▶ _WORK REQUIRED_:
Determine how many lines in the records below contain "Mischkultur", then state that number alone.

-- DATASET ENTRIES follows --

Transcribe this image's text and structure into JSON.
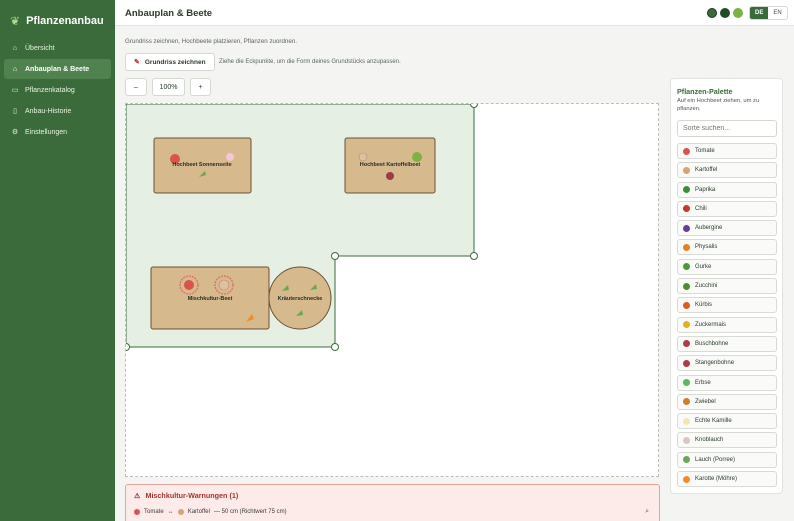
{
  "app": {
    "name": "Pflanzenanbau",
    "logo_icon": "sprout-icon"
  },
  "sidebar": {
    "items": [
      {
        "label": "Übersicht",
        "icon": "home-icon"
      },
      {
        "label": "Anbauplan & Beete",
        "icon": "plan-icon",
        "active": true
      },
      {
        "label": "Pflanzenkatalog",
        "icon": "book-icon"
      },
      {
        "label": "Anbau-Historie",
        "icon": "history-icon"
      },
      {
        "label": "Einstellungen",
        "icon": "gear-icon"
      }
    ]
  },
  "header": {
    "title": "Anbauplan & Beete",
    "theme_colors": [
      "#3b6b3b",
      "#1f4d2a",
      "#7cb342"
    ],
    "lang_de": "DE",
    "lang_en": "EN"
  },
  "main": {
    "subtitle": "Grundriss zeichnen, Hochbeete platzieren, Pflanzen zuordnen.",
    "draw_button": "Grundriss zeichnen",
    "hint": "Ziehe die Eckpunkte, um die Form deines Grundstücks anzupassen.",
    "zoom_out": "–",
    "zoom_level": "100%",
    "zoom_in": "+"
  },
  "beds": [
    {
      "label": "Hochbeet Sonnenseite"
    },
    {
      "label": "Hochbeet Kartoffelbeet"
    },
    {
      "label": "Mischkultur-Beet"
    },
    {
      "label": "Kräuterschnecke"
    }
  ],
  "warnings": {
    "title": "Mischkultur-Warnungen (1)",
    "plant_a": "Tomate",
    "separator": "↔",
    "plant_b": "Kartoffel",
    "detail": "— 50 cm (Richtwert 75 cm)"
  },
  "palette": {
    "title": "Pflanzen-Palette",
    "description": "Auf ein Hochbeet ziehen, um zu pflanzen.",
    "search_placeholder": "Sorte suchen...",
    "items": [
      {
        "label": "Tomate",
        "color": "#d9534f"
      },
      {
        "label": "Kartoffel",
        "color": "#d9a273"
      },
      {
        "label": "Paprika",
        "color": "#3c8d3c"
      },
      {
        "label": "Chili",
        "color": "#c0392b"
      },
      {
        "label": "Aubergine",
        "color": "#6a3d9a"
      },
      {
        "label": "Physalis",
        "color": "#e67e22"
      },
      {
        "label": "Gurke",
        "color": "#4a9a3a"
      },
      {
        "label": "Zucchini",
        "color": "#4e8f2c"
      },
      {
        "label": "Kürbis",
        "color": "#e25822"
      },
      {
        "label": "Zuckermais",
        "color": "#e0b020"
      },
      {
        "label": "Buschbohne",
        "color": "#b03a48"
      },
      {
        "label": "Stangenbohne",
        "color": "#b03a48"
      },
      {
        "label": "Erbse",
        "color": "#5cb85c"
      },
      {
        "label": "Zwiebel",
        "color": "#c9822b"
      },
      {
        "label": "Echte Kamille",
        "color": "#f2e6b3"
      },
      {
        "label": "Knoblauch",
        "color": "#d8c8c0"
      },
      {
        "label": "Lauch (Porree)",
        "color": "#6aa84f"
      },
      {
        "label": "Karotte (Möhre)",
        "color": "#f28c28"
      }
    ]
  }
}
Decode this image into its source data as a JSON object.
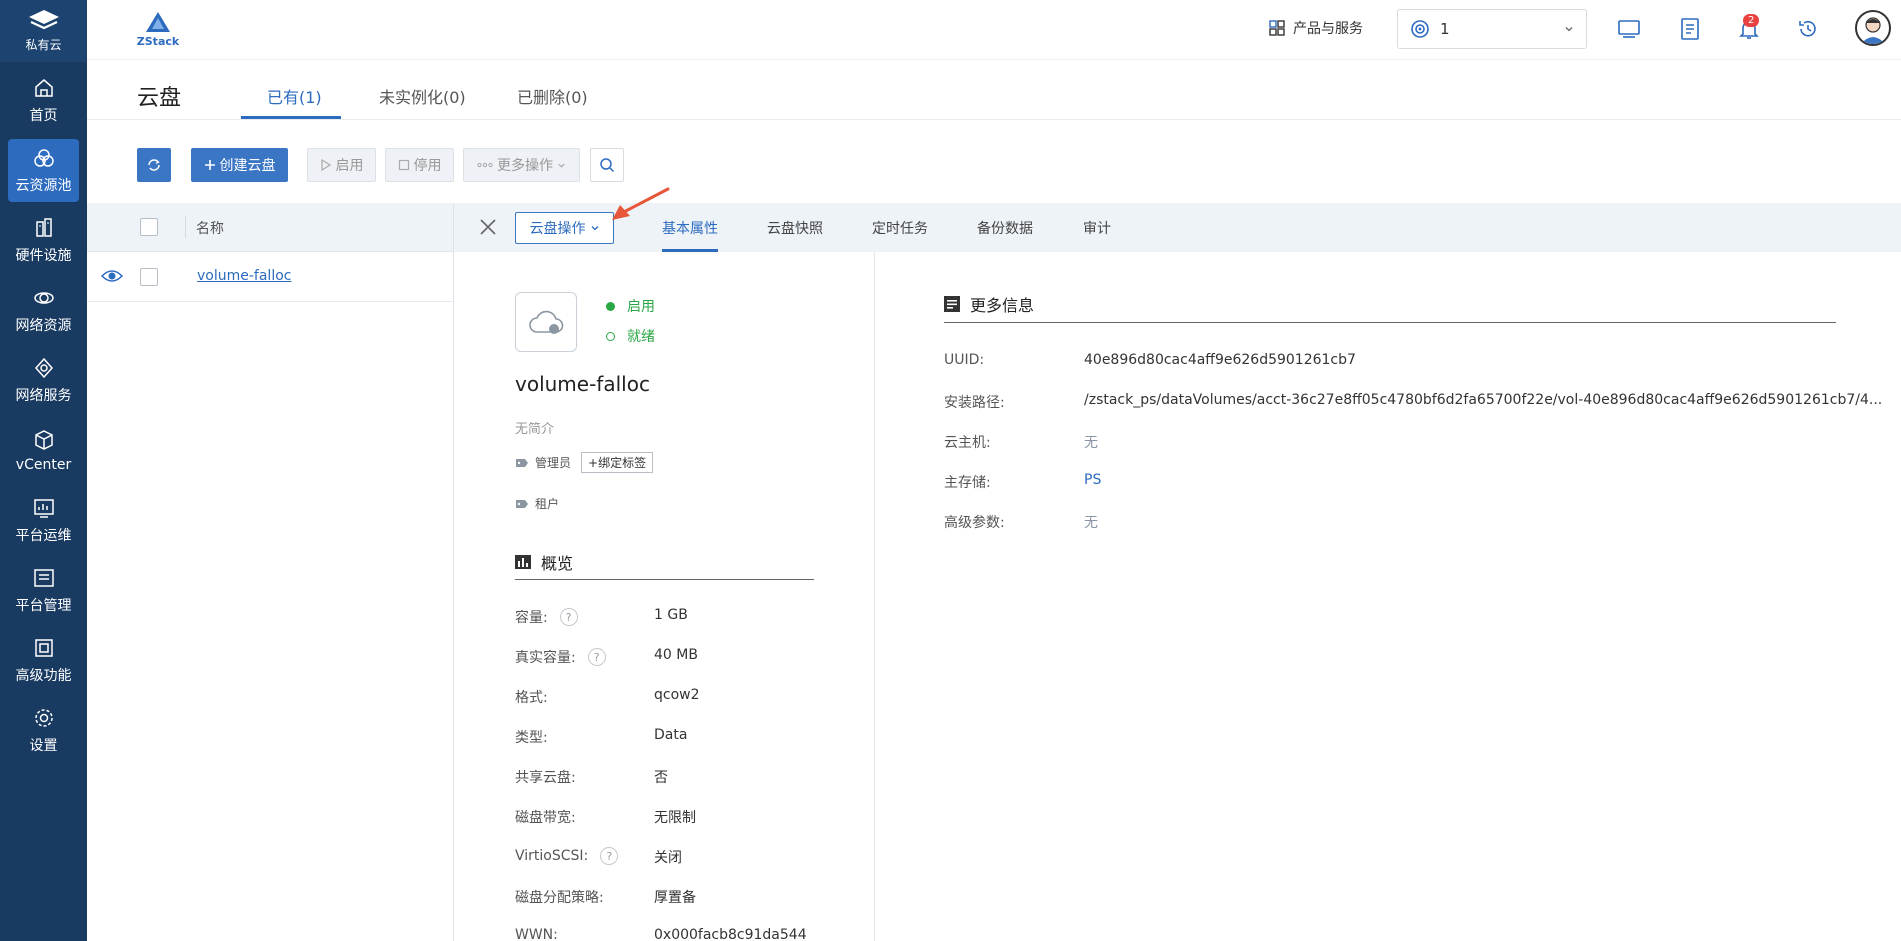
{
  "sidebar": {
    "brand_label": "私有云",
    "items": [
      {
        "label": "首页",
        "icon": "home-icon"
      },
      {
        "label": "云资源池",
        "icon": "resource-pool-icon",
        "active": true
      },
      {
        "label": "硬件设施",
        "icon": "hardware-icon"
      },
      {
        "label": "网络资源",
        "icon": "network-resource-icon"
      },
      {
        "label": "网络服务",
        "icon": "network-service-icon"
      },
      {
        "label": "vCenter",
        "icon": "vcenter-icon"
      },
      {
        "label": "平台运维",
        "icon": "ops-icon"
      },
      {
        "label": "平台管理",
        "icon": "platform-management-icon"
      },
      {
        "label": "高级功能",
        "icon": "advanced-icon"
      },
      {
        "label": "设置",
        "icon": "settings-icon"
      }
    ]
  },
  "header": {
    "logo_text": "ZStack",
    "products_label": "产品与服务",
    "project_value": "1",
    "notification_count": "2"
  },
  "page": {
    "title": "云盘",
    "tabs": [
      "已有(1)",
      "未实例化(0)",
      "已删除(0)"
    ]
  },
  "toolbar": {
    "create_label": "创建云盘",
    "enable_label": "启用",
    "disable_label": "停用",
    "more_label": "更多操作"
  },
  "list": {
    "column_name": "名称",
    "rows": [
      {
        "name": "volume-falloc"
      }
    ]
  },
  "detail": {
    "op_button": "云盘操作",
    "tabs": [
      "基本属性",
      "云盘快照",
      "定时任务",
      "备份数据",
      "审计"
    ],
    "state": "启用",
    "status": "就绪",
    "name": "volume-falloc",
    "description": "无简介",
    "admin_tag_label": "管理员",
    "bind_tag_label": "绑定标签",
    "tenant_tag_label": "租户",
    "overview_title": "概览",
    "properties": [
      {
        "label": "容量:",
        "value": "1 GB",
        "help": true
      },
      {
        "label": "真实容量:",
        "value": "40 MB",
        "help": true
      },
      {
        "label": "格式:",
        "value": "qcow2"
      },
      {
        "label": "类型:",
        "value": "Data"
      },
      {
        "label": "共享云盘:",
        "value": "否"
      },
      {
        "label": "磁盘带宽:",
        "value": "无限制"
      },
      {
        "label": "VirtioSCSI:",
        "value": "关闭",
        "help": true
      },
      {
        "label": "磁盘分配策略:",
        "value": "厚置备"
      },
      {
        "label": "WWN:",
        "value": "0x000facb8c91da544"
      }
    ],
    "more_info_title": "更多信息",
    "more_info": [
      {
        "label": "UUID:",
        "value": "40e896d80cac4aff9e626d5901261cb7"
      },
      {
        "label": "安装路径:",
        "value": "/zstack_ps/dataVolumes/acct-36c27e8ff05c4780bf6d2fa65700f22e/vol-40e896d80cac4aff9e626d5901261cb7/4..."
      },
      {
        "label": "云主机:",
        "value": "无"
      },
      {
        "label": "主存储:",
        "value": "PS"
      },
      {
        "label": "高级参数:",
        "value": "无"
      }
    ]
  },
  "colors": {
    "sidebar_bg": "#193a61",
    "accent": "#2d6bbf",
    "status_green": "#2aa745",
    "arrow": "#e8563a"
  }
}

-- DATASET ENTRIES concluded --

▶ _WRITTEN SOLUTION_:
2